"Reception of your programs isn't always good, but the transmission at 2000 hours UTC on 11600 Khz is very good."
And as for the 21745 KHz transmission, Olda Cip did say Radio Prague was negotiating about making changes there.
But even there reception can't be all that bad, because Swopan Chakroborty does send reception reports quite frequently, so he must hear our programs. In fact, in his last letter he writes that he'd like his question answered in Mailbox, so he must be able to hear it.
And the question?
It's about football and the fact that the Czech Republic is not represented in the World Cup in Japan and Korea.
"As I know soccer is very popular in the Czech republic. At present the greatest show on earth, the World Cup is being held. I wonder how Czechs feel about it. Are they interested in this event? Please let me know via Sunday's Mailbox programme."
I'll ask Ian Willoughby, who deals with sports in our programs to answer that question. Ian?
Yes, Olga, I'd say there is quite a bit of interest in the World Cup here, but like anywhere else in Europe, the games are in the morning or at lunch time, so people aren't watching the games in bars so much. And that means there is a bit less excitement and there is not as much of the usual World Cup atmosphere. The Czechs, of course, aren't in the World Cup this year and they haven't been to a finals since 1990. Then, as Czechoslovakia they were knocked out in the quarter finals by West Germany, who went on to win the competition. The Czechs have never won the World Cup. They played in the finals twice, they scored first both times and they lost both times. In 1934 Czechoslovakia were beaten by Italy and then in 1962 they lost to Brazil.
And tens of thousands of Czechs showed up to welcome them back home.
Well, we may not be represented in the World Championship this time, but our under 21 football team won the European Championship - for the first time ever - not so long ago, and a number of listeners have written to congratulate, including Will Steer who writes, as he says, "on behalf of the UK":
"Congratulations to the team from the UK for winning the championship; and for beating the French!
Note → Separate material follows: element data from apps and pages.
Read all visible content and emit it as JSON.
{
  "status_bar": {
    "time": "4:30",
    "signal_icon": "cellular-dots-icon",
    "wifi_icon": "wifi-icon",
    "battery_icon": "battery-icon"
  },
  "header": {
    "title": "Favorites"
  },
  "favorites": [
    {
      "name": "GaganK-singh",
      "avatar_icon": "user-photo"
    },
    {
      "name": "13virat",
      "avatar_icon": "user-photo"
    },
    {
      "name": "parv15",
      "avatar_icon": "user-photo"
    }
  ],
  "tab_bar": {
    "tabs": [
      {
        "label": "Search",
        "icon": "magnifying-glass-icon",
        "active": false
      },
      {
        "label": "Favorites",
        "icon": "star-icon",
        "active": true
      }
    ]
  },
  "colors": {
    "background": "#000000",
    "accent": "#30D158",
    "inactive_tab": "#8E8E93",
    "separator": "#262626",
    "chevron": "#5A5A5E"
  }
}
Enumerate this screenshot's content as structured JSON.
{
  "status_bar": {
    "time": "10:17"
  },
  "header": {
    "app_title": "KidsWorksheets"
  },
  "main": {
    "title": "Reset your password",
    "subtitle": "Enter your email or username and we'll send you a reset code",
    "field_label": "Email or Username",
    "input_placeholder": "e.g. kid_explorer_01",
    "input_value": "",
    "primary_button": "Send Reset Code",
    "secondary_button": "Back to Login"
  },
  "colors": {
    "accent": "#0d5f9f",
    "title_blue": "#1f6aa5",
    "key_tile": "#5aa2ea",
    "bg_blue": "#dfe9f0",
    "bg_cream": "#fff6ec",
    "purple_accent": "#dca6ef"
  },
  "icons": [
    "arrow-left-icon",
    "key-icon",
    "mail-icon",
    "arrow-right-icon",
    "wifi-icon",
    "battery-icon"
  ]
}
Well done."
Thanks, Will, if not on behalf of the Czech Republic, certainly on behalf of all of us here, at Radio Prague.
And I'll just add that Ian did report on the under 21 championship in our programs and in case you missed those reports, you can find them on Radio Prague's web-site - www.radio.cz/english.
"Where can I read more about the regulation of taxis? That part of visiting Prague is always a nightmare no matter how careful one tries to be. It would be nice if that weren't the case."
It certainly would. As to where you can read more about the issue, Dita, you commented on it in our program on May 28th, and the text can be found on Radio Prague's web-site.
It's not the only time we dealt with the problem, because at long last Prague's City Hall has launched a systematic campaign to do away with over-charging by some of Prague's taxi drivers. They are sending out inspectors who pose as foreign visitors to Prague and check the rates they are charged with the rates that should be charged. And in some cases the difference is enormous, like one driver who charged 600 crowns instead of the 120 he was entitled to. But, we really do deal with the problem in our programs, so more information there.
Come to think of it, nobody has mentioned over-charging by taxi drivers in their entries to Radio Prague's competition, in which listeners answer the question What comes to my mind when I hear the word Prague.
But for all we know, somebody still may write about it - listeners do have one more week to send their entries and try to win the main prize - a one week visit to Prague, or one of the numerous runner-up prizes.
One more week before the deadline to our competition. So, anybody who still wants to try, has high time to send his or her entry.
The address, if you send a letter, is Radio Prague, 120 99, Prague 2, Czech Republic, or if you prefer e-mail: firstname.lastname@example.org.
And, as always, this is Olga Szantova and Dita Asiedu looking forward to hearing from you again.